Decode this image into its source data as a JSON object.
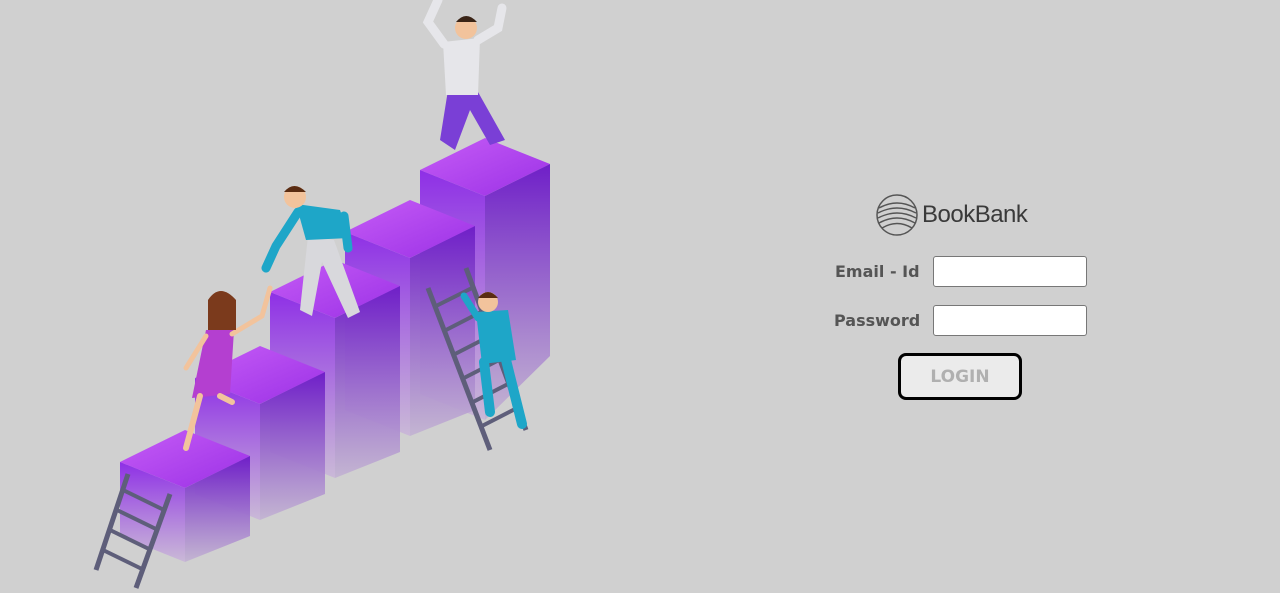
{
  "brand": {
    "name": "BookBank",
    "logo_icon": "globe-lines-icon"
  },
  "form": {
    "email_label": "Email - Id",
    "email_value": "",
    "password_label": "Password",
    "password_value": "",
    "login_label": "LOGIN"
  },
  "illustration": {
    "subject": "people-climbing-purple-steps",
    "colors": {
      "block": "#8b2fe0",
      "shirt_teal": "#1ea6c8",
      "ladder": "#6a6a86",
      "skin": "#f2c39c"
    }
  }
}
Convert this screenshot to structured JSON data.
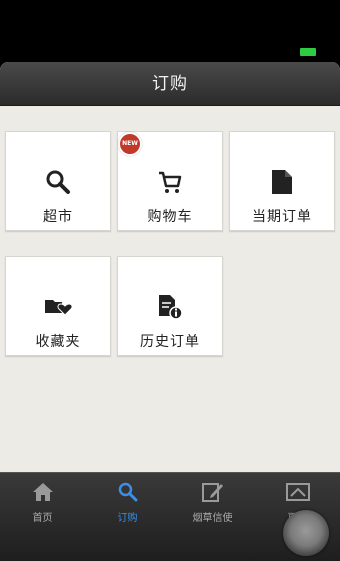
{
  "header": {
    "title": "订购"
  },
  "tiles": [
    {
      "label": "超市",
      "icon": "search-icon"
    },
    {
      "label": "购物车",
      "icon": "cart-icon",
      "badge": "NEW"
    },
    {
      "label": "当期订单",
      "icon": "document-icon"
    },
    {
      "label": "收藏夹",
      "icon": "favorites-folder-icon"
    },
    {
      "label": "历史订单",
      "icon": "history-order-icon"
    }
  ],
  "tabs": [
    {
      "label": "首页",
      "icon": "home-icon",
      "active": false
    },
    {
      "label": "订购",
      "icon": "search-icon",
      "active": true
    },
    {
      "label": "烟草信使",
      "icon": "edit-icon",
      "active": false
    },
    {
      "label": "更多",
      "icon": "more-icon",
      "active": false
    }
  ],
  "colors": {
    "accent": "#3b8fe6",
    "badge": "#c0392b",
    "battery": "#2ecc40"
  }
}
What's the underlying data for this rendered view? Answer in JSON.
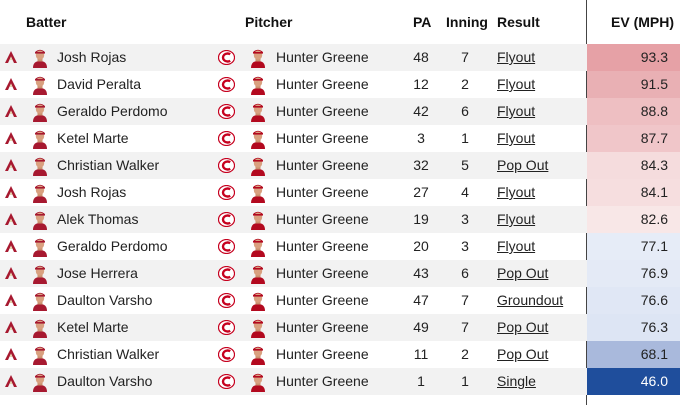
{
  "headers": {
    "batter": "Batter",
    "pitcher": "Pitcher",
    "pa": "PA",
    "inning": "Inning",
    "result": "Result",
    "ev": "EV (MPH)"
  },
  "rows": [
    {
      "batter": "Josh Rojas",
      "pitcher": "Hunter Greene",
      "pa": "48",
      "inning": "7",
      "result": "Flyout",
      "ev": "93.3",
      "ev_color": "#e6a1a6"
    },
    {
      "batter": "David Peralta",
      "pitcher": "Hunter Greene",
      "pa": "12",
      "inning": "2",
      "result": "Flyout",
      "ev": "91.5",
      "ev_color": "#e9b0b4"
    },
    {
      "batter": "Geraldo Perdomo",
      "pitcher": "Hunter Greene",
      "pa": "42",
      "inning": "6",
      "result": "Flyout",
      "ev": "88.8",
      "ev_color": "#eebfc2"
    },
    {
      "batter": "Ketel Marte",
      "pitcher": "Hunter Greene",
      "pa": "3",
      "inning": "1",
      "result": "Flyout",
      "ev": "87.7",
      "ev_color": "#f0c6c9"
    },
    {
      "batter": "Christian Walker",
      "pitcher": "Hunter Greene",
      "pa": "32",
      "inning": "5",
      "result": "Pop Out",
      "ev": "84.3",
      "ev_color": "#f5dcdd"
    },
    {
      "batter": "Josh Rojas",
      "pitcher": "Hunter Greene",
      "pa": "27",
      "inning": "4",
      "result": "Flyout",
      "ev": "84.1",
      "ev_color": "#f6dedf"
    },
    {
      "batter": "Alek Thomas",
      "pitcher": "Hunter Greene",
      "pa": "19",
      "inning": "3",
      "result": "Flyout",
      "ev": "82.6",
      "ev_color": "#f8e7e7"
    },
    {
      "batter": "Geraldo Perdomo",
      "pitcher": "Hunter Greene",
      "pa": "20",
      "inning": "3",
      "result": "Flyout",
      "ev": "77.1",
      "ev_color": "#e6ecf7"
    },
    {
      "batter": "Jose Herrera",
      "pitcher": "Hunter Greene",
      "pa": "43",
      "inning": "6",
      "result": "Pop Out",
      "ev": "76.9",
      "ev_color": "#e4eaf6"
    },
    {
      "batter": "Daulton Varsho",
      "pitcher": "Hunter Greene",
      "pa": "47",
      "inning": "7",
      "result": "Groundout",
      "ev": "76.6",
      "ev_color": "#e0e7f5"
    },
    {
      "batter": "Ketel Marte",
      "pitcher": "Hunter Greene",
      "pa": "49",
      "inning": "7",
      "result": "Pop Out",
      "ev": "76.3",
      "ev_color": "#dde5f4"
    },
    {
      "batter": "Christian Walker",
      "pitcher": "Hunter Greene",
      "pa": "11",
      "inning": "2",
      "result": "Pop Out",
      "ev": "68.1",
      "ev_color": "#a9b9dc"
    },
    {
      "batter": "Daulton Varsho",
      "pitcher": "Hunter Greene",
      "pa": "1",
      "inning": "1",
      "result": "Single",
      "ev": "46.0",
      "ev_color": "#1f4e9c",
      "ev_text_color": "#ffffff"
    }
  ]
}
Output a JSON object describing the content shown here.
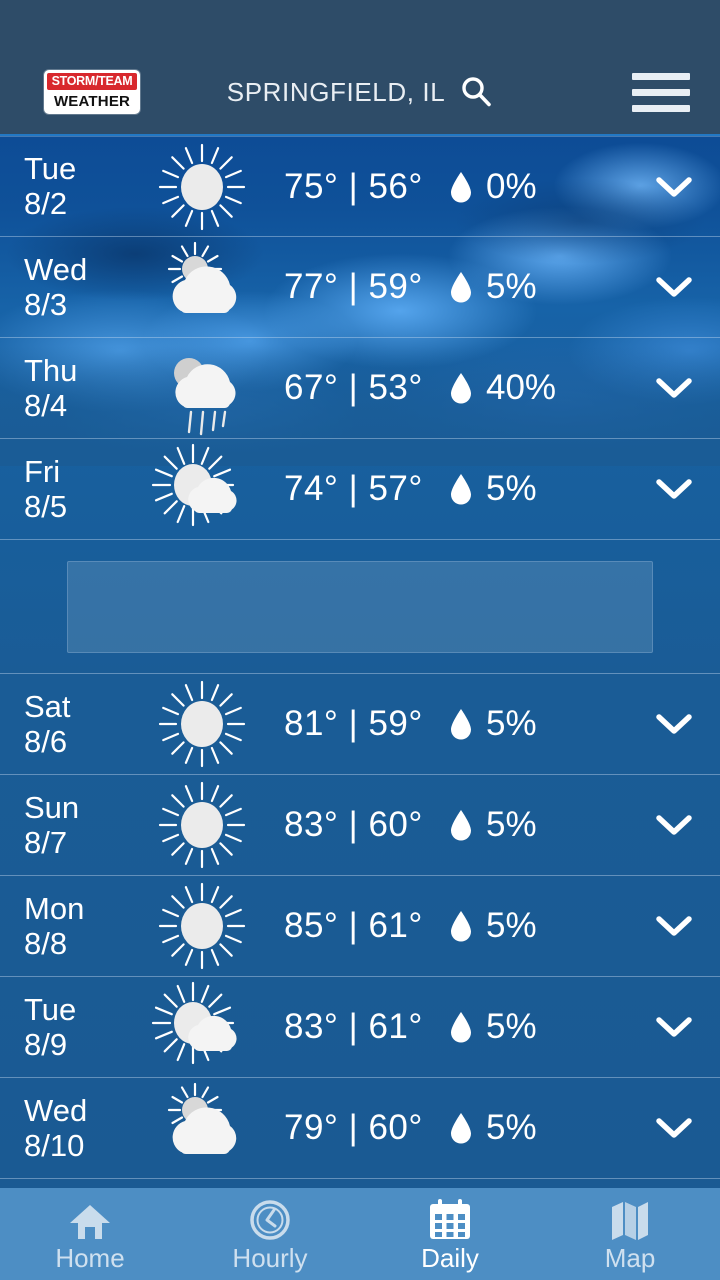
{
  "header": {
    "logo_top": "STORM/TEAM",
    "logo_bottom": "WEATHER",
    "location": "SPRINGFIELD, IL",
    "search_icon": "search-icon",
    "menu_icon": "hamburger-menu-icon",
    "bar_color": "#2e4c68",
    "accent_color": "#d8282d"
  },
  "forecast": {
    "rows": [
      {
        "day": "Tue",
        "date": "8/2",
        "icon": "sunny-icon",
        "temps": "75° | 56°",
        "high": 75,
        "low": 56,
        "pop": "0%",
        "chevron": "chevron-down-icon"
      },
      {
        "day": "Wed",
        "date": "8/3",
        "icon": "partly-cloudy-icon",
        "temps": "77° | 59°",
        "high": 77,
        "low": 59,
        "pop": "5%",
        "chevron": "chevron-down-icon"
      },
      {
        "day": "Thu",
        "date": "8/4",
        "icon": "rain-cloud-icon",
        "temps": "67° | 53°",
        "high": 67,
        "low": 53,
        "pop": "40%",
        "chevron": "chevron-down-icon"
      },
      {
        "day": "Fri",
        "date": "8/5",
        "icon": "sun-small-cloud-icon",
        "temps": "74° | 57°",
        "high": 74,
        "low": 57,
        "pop": "5%",
        "chevron": "chevron-down-icon"
      }
    ],
    "rows_after_ad": [
      {
        "day": "Sat",
        "date": "8/6",
        "icon": "sunny-icon",
        "temps": "81° | 59°",
        "high": 81,
        "low": 59,
        "pop": "5%",
        "chevron": "chevron-down-icon"
      },
      {
        "day": "Sun",
        "date": "8/7",
        "icon": "sunny-icon",
        "temps": "83° | 60°",
        "high": 83,
        "low": 60,
        "pop": "5%",
        "chevron": "chevron-down-icon"
      },
      {
        "day": "Mon",
        "date": "8/8",
        "icon": "sunny-icon",
        "temps": "85° | 61°",
        "high": 85,
        "low": 61,
        "pop": "5%",
        "chevron": "chevron-down-icon"
      },
      {
        "day": "Tue",
        "date": "8/9",
        "icon": "sun-small-cloud-icon",
        "temps": "83° | 61°",
        "high": 83,
        "low": 61,
        "pop": "5%",
        "chevron": "chevron-down-icon"
      },
      {
        "day": "Wed",
        "date": "8/10",
        "icon": "partly-cloudy-icon",
        "temps": "79° | 60°",
        "high": 79,
        "low": 60,
        "pop": "5%",
        "chevron": "chevron-down-icon"
      }
    ],
    "pop_icon": "water-droplet-icon"
  },
  "ad": {
    "slot_label": ""
  },
  "bottom_nav": {
    "items": [
      {
        "label": "Home",
        "icon": "home-icon",
        "active": false
      },
      {
        "label": "Hourly",
        "icon": "clock-icon",
        "active": false
      },
      {
        "label": "Daily",
        "icon": "calendar-icon",
        "active": true
      },
      {
        "label": "Map",
        "icon": "map-icon",
        "active": false
      }
    ],
    "bar_color": "#4d8ec4"
  }
}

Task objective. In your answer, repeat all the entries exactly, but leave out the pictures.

Answer box.
Decode this image into its source data as a JSON object.
{
  "brand": {
    "name": "BookBank",
    "logo_icon": "globe-lines-icon"
  },
  "form": {
    "email_label": "Email - Id",
    "email_value": "",
    "password_label": "Password",
    "password_value": "",
    "login_label": "LOGIN"
  },
  "illustration": {
    "subject": "people-climbing-purple-steps",
    "colors": {
      "block": "#8b2fe0",
      "shirt_teal": "#1ea6c8",
      "ladder": "#6a6a86",
      "skin": "#f2c39c"
    }
  }
}
Convert this screenshot to structured JSON data.
{
  "header": {
    "title": "订购"
  },
  "tiles": [
    {
      "label": "超市",
      "icon": "search-icon"
    },
    {
      "label": "购物车",
      "icon": "cart-icon",
      "badge": "NEW"
    },
    {
      "label": "当期订单",
      "icon": "document-icon"
    },
    {
      "label": "收藏夹",
      "icon": "favorites-folder-icon"
    },
    {
      "label": "历史订单",
      "icon": "history-order-icon"
    }
  ],
  "tabs": [
    {
      "label": "首页",
      "icon": "home-icon",
      "active": false
    },
    {
      "label": "订购",
      "icon": "search-icon",
      "active": true
    },
    {
      "label": "烟草信使",
      "icon": "edit-icon",
      "active": false
    },
    {
      "label": "更多",
      "icon": "more-icon",
      "active": false
    }
  ],
  "colors": {
    "accent": "#3b8fe6",
    "badge": "#c0392b",
    "battery": "#2ecc40"
  }
}
What's the underlying data for this rendered view? Answer in JSON.
{
  "headers": {
    "batter": "Batter",
    "pitcher": "Pitcher",
    "pa": "PA",
    "inning": "Inning",
    "result": "Result",
    "ev": "EV (MPH)"
  },
  "rows": [
    {
      "batter": "Josh Rojas",
      "pitcher": "Hunter Greene",
      "pa": "48",
      "inning": "7",
      "result": "Flyout",
      "ev": "93.3",
      "ev_color": "#e6a1a6"
    },
    {
      "batter": "David Peralta",
      "pitcher": "Hunter Greene",
      "pa": "12",
      "inning": "2",
      "result": "Flyout",
      "ev": "91.5",
      "ev_color": "#e9b0b4"
    },
    {
      "batter": "Geraldo Perdomo",
      "pitcher": "Hunter Greene",
      "pa": "42",
      "inning": "6",
      "result": "Flyout",
      "ev": "88.8",
      "ev_color": "#eebfc2"
    },
    {
      "batter": "Ketel Marte",
      "pitcher": "Hunter Greene",
      "pa": "3",
      "inning": "1",
      "result": "Flyout",
      "ev": "87.7",
      "ev_color": "#f0c6c9"
    },
    {
      "batter": "Christian Walker",
      "pitcher": "Hunter Greene",
      "pa": "32",
      "inning": "5",
      "result": "Pop Out",
      "ev": "84.3",
      "ev_color": "#f5dcdd"
    },
    {
      "batter": "Josh Rojas",
      "pitcher": "Hunter Greene",
      "pa": "27",
      "inning": "4",
      "result": "Flyout",
      "ev": "84.1",
      "ev_color": "#f6dedf"
    },
    {
      "batter": "Alek Thomas",
      "pitcher": "Hunter Greene",
      "pa": "19",
      "inning": "3",
      "result": "Flyout",
      "ev": "82.6",
      "ev_color": "#f8e7e7"
    },
    {
      "batter": "Geraldo Perdomo",
      "pitcher": "Hunter Greene",
      "pa": "20",
      "inning": "3",
      "result": "Flyout",
      "ev": "77.1",
      "ev_color": "#e6ecf7"
    },
    {
      "batter": "Jose Herrera",
      "pitcher": "Hunter Greene",
      "pa": "43",
      "inning": "6",
      "result": "Pop Out",
      "ev": "76.9",
      "ev_color": "#e4eaf6"
    },
    {
      "batter": "Daulton Varsho",
      "pitcher": "Hunter Greene",
      "pa": "47",
      "inning": "7",
      "result": "Groundout",
      "ev": "76.6",
      "ev_color": "#e0e7f5"
    },
    {
      "batter": "Ketel Marte",
      "pitcher": "Hunter Greene",
      "pa": "49",
      "inning": "7",
      "result": "Pop Out",
      "ev": "76.3",
      "ev_color": "#dde5f4"
    },
    {
      "batter": "Christian Walker",
      "pitcher": "Hunter Greene",
      "pa": "11",
      "inning": "2",
      "result": "Pop Out",
      "ev": "68.1",
      "ev_color": "#a9b9dc"
    },
    {
      "batter": "Daulton Varsho",
      "pitcher": "Hunter Greene",
      "pa": "1",
      "inning": "1",
      "result": "Single",
      "ev": "46.0",
      "ev_color": "#1f4e9c",
      "ev_text_color": "#ffffff"
    }
  ]
}
Output a JSON object describing the content shown here.
{
  "header": {
    "logo_top": "STORM/TEAM",
    "logo_bottom": "WEATHER",
    "location": "SPRINGFIELD, IL",
    "search_icon": "search-icon",
    "menu_icon": "hamburger-menu-icon",
    "bar_color": "#2e4c68",
    "accent_color": "#d8282d"
  },
  "forecast": {
    "rows": [
      {
        "day": "Tue",
        "date": "8/2",
        "icon": "sunny-icon",
        "temps": "75° | 56°",
        "high": 75,
        "low": 56,
        "pop": "0%",
        "chevron": "chevron-down-icon"
      },
      {
        "day": "Wed",
        "date": "8/3",
        "icon": "partly-cloudy-icon",
        "temps": "77° | 59°",
        "high": 77,
        "low": 59,
        "pop": "5%",
        "chevron": "chevron-down-icon"
      },
      {
        "day": "Thu",
        "date": "8/4",
        "icon": "rain-cloud-icon",
        "temps": "67° | 53°",
        "high": 67,
        "low": 53,
        "pop": "40%",
        "chevron": "chevron-down-icon"
      },
      {
        "day": "Fri",
        "date": "8/5",
        "icon": "sun-small-cloud-icon",
        "temps": "74° | 57°",
        "high": 74,
        "low": 57,
        "pop": "5%",
        "chevron": "chevron-down-icon"
      }
    ],
    "rows_after_ad": [
      {
        "day": "Sat",
        "date": "8/6",
        "icon": "sunny-icon",
        "temps": "81° | 59°",
        "high": 81,
        "low": 59,
        "pop": "5%",
        "chevron": "chevron-down-icon"
      },
      {
        "day": "Sun",
        "date": "8/7",
        "icon": "sunny-icon",
        "temps": "83° | 60°",
        "high": 83,
        "low": 60,
        "pop": "5%",
        "chevron": "chevron-down-icon"
      },
      {
        "day": "Mon",
        "date": "8/8",
        "icon": "sunny-icon",
        "temps": "85° | 61°",
        "high": 85,
        "low": 61,
        "pop": "5%",
        "chevron": "chevron-down-icon"
      },
      {
        "day": "Tue",
        "date": "8/9",
        "icon": "sun-small-cloud-icon",
        "temps": "83° | 61°",
        "high": 83,
        "low": 61,
        "pop": "5%",
        "chevron": "chevron-down-icon"
      },
      {
        "day": "Wed",
        "date": "8/10",
        "icon": "partly-cloudy-icon",
        "temps": "79° | 60°",
        "high": 79,
        "low": 60,
        "pop": "5%",
        "chevron": "chevron-down-icon"
      }
    ],
    "pop_icon": "water-droplet-icon"
  },
  "ad": {
    "slot_label": ""
  },
  "bottom_nav": {
    "items": [
      {
        "label": "Home",
        "icon": "home-icon",
        "active": false
      },
      {
        "label": "Hourly",
        "icon": "clock-icon",
        "active": false
      },
      {
        "label": "Daily",
        "icon": "calendar-icon",
        "active": true
      },
      {
        "label": "Map",
        "icon": "map-icon",
        "active": false
      }
    ],
    "bar_color": "#4d8ec4"
  }
}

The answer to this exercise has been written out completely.